Note each line in the data below that holds "checked", and copy it.

-- Dataset --
^^^^^^^^
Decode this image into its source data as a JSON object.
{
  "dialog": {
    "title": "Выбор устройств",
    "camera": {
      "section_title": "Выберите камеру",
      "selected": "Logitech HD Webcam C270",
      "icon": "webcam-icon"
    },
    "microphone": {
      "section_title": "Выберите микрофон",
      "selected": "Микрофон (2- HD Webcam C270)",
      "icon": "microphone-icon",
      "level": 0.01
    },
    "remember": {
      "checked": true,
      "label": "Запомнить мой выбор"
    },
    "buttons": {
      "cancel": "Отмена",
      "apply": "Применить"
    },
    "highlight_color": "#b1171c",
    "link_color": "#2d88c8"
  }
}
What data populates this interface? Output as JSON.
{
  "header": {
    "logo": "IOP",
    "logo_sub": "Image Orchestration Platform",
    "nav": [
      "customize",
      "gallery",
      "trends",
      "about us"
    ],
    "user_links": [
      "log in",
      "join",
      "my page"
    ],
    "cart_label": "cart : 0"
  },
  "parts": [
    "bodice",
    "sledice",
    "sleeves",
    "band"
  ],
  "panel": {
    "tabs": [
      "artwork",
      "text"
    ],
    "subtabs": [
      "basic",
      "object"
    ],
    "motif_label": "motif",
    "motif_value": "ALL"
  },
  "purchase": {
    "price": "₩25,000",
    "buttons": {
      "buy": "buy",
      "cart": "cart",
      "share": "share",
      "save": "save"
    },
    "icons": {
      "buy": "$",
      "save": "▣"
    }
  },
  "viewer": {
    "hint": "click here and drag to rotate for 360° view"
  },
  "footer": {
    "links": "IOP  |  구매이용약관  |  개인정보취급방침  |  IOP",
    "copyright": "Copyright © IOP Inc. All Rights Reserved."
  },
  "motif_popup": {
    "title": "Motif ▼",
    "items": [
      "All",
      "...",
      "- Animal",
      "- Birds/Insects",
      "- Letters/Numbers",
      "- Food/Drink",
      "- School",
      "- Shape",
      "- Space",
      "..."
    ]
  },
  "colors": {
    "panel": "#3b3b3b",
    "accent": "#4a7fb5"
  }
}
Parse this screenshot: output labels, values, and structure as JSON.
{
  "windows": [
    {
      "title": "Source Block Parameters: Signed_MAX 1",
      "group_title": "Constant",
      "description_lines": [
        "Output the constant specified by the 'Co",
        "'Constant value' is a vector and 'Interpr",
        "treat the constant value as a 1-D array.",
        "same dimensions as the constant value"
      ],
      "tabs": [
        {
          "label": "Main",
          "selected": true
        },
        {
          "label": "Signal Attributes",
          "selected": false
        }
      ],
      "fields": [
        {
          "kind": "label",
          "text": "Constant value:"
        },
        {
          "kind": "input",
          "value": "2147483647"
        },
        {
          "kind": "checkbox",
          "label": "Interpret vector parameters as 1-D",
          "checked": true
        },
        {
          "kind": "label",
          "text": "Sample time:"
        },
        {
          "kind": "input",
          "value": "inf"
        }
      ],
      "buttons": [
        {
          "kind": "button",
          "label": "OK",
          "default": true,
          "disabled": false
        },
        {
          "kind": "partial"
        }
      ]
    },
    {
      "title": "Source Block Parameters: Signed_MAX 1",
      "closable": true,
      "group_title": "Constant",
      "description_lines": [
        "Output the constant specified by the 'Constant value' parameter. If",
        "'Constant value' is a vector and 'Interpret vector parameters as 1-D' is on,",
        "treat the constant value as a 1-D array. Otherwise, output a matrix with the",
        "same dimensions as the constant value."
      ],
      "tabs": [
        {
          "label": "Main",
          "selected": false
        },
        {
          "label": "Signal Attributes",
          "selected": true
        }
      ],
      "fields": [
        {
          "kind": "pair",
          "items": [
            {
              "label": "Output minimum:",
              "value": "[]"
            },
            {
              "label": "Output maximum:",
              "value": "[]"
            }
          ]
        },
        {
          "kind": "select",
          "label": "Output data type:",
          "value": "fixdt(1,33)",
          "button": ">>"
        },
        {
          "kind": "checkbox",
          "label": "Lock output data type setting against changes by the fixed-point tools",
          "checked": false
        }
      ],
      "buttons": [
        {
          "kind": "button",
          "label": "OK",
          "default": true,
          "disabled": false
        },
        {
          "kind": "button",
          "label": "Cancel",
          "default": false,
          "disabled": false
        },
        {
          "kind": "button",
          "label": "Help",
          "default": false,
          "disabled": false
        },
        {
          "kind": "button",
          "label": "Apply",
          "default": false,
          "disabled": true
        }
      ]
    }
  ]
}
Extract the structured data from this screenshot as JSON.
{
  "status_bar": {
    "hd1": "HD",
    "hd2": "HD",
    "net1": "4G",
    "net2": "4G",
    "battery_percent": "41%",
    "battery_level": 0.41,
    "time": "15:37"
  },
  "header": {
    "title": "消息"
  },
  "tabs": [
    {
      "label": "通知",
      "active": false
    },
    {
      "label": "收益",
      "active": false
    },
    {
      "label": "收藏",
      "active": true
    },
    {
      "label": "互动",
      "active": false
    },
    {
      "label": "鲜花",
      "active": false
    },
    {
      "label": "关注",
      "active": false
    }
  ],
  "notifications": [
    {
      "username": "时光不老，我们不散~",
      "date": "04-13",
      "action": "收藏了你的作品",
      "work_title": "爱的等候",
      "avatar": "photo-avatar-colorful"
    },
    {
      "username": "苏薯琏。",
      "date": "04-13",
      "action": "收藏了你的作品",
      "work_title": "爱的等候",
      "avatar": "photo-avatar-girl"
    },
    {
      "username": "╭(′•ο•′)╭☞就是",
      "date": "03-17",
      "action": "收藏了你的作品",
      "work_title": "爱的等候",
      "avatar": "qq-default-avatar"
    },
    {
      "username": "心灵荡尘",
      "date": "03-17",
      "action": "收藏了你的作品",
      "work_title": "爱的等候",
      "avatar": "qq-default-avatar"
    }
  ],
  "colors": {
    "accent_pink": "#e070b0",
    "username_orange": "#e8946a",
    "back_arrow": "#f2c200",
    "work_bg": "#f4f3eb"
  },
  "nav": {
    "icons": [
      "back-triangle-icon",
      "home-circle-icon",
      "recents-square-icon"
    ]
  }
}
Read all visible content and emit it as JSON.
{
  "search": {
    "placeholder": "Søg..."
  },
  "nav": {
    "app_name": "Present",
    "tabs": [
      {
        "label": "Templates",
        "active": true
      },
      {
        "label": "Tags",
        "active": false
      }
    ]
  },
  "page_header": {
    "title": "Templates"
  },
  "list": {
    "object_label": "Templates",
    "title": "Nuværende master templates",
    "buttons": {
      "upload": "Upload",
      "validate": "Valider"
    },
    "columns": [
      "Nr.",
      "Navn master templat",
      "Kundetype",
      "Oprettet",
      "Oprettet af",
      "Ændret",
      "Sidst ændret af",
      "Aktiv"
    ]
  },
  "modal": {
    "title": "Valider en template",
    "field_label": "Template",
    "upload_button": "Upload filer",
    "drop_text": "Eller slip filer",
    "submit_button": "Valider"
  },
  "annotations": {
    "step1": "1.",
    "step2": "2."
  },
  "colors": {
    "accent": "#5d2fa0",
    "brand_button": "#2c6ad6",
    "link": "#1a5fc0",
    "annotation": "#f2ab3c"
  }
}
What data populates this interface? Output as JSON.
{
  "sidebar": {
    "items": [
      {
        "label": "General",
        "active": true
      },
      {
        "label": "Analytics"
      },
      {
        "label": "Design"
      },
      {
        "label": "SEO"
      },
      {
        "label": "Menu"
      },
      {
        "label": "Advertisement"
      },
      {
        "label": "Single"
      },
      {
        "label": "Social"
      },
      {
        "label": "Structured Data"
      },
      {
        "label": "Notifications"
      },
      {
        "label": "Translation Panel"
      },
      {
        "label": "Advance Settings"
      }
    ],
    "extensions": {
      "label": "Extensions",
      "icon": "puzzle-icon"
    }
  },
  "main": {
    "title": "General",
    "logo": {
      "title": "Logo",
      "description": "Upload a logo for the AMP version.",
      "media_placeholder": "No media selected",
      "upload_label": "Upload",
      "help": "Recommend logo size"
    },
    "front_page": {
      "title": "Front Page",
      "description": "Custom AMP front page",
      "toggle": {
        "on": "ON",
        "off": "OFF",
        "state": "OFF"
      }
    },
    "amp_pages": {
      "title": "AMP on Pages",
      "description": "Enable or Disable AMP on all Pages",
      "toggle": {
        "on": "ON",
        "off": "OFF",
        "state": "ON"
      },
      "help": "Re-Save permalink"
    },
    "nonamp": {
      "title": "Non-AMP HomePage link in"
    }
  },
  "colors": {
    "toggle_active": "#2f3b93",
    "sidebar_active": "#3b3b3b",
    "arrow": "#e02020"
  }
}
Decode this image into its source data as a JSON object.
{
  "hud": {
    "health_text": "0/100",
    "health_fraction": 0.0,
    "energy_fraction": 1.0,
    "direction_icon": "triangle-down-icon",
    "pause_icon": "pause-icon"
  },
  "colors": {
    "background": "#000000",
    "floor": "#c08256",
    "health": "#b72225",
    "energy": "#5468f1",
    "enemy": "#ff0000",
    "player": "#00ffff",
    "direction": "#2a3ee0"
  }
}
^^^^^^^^
-- Result of the exercise --
      "checked": true,
          "checked": true
          "checked": false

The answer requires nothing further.